/---

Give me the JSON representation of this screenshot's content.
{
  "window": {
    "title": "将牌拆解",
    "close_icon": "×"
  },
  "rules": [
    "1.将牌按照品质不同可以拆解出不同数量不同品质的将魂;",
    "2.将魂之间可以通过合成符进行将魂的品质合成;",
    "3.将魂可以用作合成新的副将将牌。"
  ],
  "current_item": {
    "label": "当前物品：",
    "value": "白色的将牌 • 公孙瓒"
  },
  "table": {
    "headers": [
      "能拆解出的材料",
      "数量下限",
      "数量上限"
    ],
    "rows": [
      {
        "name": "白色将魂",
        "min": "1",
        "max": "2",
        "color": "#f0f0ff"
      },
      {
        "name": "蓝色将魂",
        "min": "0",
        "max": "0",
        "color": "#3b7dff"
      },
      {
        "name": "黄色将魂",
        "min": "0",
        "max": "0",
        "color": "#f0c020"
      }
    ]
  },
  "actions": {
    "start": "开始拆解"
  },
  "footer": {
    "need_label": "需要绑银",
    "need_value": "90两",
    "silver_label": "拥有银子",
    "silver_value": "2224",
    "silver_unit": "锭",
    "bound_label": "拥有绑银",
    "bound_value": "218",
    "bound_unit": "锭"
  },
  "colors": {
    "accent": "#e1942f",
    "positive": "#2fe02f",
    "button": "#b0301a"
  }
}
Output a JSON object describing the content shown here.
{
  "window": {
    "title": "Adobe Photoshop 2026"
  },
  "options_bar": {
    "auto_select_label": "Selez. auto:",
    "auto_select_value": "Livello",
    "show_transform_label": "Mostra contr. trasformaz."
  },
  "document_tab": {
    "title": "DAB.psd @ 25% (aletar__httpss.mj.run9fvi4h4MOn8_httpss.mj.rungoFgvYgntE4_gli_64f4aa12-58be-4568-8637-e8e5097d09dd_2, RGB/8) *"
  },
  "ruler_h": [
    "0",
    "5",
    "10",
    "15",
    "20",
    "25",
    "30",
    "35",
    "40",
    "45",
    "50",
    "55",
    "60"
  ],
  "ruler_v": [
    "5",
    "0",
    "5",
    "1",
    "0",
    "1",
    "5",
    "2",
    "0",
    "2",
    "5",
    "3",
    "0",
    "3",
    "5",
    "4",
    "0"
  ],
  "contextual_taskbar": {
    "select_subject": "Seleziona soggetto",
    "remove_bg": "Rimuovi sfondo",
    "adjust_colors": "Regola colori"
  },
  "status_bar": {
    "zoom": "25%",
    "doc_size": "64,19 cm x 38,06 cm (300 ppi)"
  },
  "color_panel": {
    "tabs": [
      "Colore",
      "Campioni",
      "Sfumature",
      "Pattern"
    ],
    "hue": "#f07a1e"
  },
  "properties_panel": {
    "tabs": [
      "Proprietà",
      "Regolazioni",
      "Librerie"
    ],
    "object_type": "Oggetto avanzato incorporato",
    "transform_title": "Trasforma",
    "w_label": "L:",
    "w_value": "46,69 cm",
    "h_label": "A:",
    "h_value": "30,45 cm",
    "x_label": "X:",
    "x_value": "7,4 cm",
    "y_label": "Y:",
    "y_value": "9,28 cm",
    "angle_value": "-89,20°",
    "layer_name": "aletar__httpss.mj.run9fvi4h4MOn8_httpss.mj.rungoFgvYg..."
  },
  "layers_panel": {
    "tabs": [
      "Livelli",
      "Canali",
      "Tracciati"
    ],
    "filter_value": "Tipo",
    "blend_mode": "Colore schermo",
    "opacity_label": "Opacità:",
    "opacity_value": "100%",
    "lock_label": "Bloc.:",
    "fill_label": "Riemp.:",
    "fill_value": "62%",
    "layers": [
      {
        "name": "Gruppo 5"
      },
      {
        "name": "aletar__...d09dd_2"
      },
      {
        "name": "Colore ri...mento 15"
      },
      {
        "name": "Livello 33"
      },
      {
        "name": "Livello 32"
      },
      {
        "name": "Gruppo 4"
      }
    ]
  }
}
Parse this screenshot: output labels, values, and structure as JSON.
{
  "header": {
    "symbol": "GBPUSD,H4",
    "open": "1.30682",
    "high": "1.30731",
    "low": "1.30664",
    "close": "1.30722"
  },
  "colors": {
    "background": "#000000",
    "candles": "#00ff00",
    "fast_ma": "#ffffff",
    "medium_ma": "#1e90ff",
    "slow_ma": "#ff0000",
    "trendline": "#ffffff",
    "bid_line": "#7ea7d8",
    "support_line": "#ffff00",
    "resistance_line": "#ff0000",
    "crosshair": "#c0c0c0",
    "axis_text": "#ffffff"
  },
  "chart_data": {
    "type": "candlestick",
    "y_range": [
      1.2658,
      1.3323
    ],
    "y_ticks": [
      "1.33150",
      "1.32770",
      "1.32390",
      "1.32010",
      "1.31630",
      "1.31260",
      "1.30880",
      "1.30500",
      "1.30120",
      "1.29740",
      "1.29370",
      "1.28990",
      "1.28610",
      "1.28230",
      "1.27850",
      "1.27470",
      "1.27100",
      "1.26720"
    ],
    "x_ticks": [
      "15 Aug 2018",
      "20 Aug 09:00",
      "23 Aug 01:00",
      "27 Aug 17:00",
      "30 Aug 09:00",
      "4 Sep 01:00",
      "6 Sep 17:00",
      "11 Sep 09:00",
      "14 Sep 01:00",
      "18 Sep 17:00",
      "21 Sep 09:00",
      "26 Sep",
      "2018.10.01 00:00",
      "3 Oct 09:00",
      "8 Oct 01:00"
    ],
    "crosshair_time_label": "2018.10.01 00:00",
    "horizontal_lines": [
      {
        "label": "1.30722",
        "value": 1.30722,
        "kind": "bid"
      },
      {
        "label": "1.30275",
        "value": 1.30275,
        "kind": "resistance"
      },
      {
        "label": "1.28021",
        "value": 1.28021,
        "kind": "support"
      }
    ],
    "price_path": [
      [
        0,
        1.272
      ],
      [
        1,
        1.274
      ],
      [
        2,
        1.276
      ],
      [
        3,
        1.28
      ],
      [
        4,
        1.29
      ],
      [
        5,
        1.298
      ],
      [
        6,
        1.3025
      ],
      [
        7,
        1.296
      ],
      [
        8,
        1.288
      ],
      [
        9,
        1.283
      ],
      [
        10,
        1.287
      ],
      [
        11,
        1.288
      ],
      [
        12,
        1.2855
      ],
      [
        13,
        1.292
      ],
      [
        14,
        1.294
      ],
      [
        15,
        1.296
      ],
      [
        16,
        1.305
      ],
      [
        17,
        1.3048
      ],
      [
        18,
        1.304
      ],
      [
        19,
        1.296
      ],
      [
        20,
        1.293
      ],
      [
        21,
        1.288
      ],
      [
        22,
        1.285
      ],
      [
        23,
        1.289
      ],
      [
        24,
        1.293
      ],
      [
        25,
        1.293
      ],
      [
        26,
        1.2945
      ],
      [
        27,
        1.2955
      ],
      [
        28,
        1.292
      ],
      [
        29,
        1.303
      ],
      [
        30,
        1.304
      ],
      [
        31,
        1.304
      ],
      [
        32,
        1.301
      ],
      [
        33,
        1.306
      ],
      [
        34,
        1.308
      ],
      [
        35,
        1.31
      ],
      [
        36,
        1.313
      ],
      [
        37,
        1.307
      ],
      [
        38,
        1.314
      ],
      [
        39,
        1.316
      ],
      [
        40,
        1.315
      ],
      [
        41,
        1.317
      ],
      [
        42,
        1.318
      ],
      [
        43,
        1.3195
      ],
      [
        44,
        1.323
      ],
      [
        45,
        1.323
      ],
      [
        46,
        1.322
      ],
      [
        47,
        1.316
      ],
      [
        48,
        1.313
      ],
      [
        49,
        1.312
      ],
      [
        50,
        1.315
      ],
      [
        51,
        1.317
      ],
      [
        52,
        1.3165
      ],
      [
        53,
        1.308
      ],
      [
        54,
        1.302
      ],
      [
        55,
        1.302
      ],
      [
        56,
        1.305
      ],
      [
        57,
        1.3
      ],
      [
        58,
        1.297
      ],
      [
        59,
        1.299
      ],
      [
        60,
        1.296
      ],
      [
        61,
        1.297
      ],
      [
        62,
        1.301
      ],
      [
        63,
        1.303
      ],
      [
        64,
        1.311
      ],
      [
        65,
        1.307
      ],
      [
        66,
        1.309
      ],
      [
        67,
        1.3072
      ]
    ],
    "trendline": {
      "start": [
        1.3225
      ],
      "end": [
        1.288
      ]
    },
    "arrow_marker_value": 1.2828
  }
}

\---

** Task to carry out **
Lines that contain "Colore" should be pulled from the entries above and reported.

** Solution below **
      "Colore",
    "blend_mode": "Colore schermo",
        "name": "Colore ri...mento 15"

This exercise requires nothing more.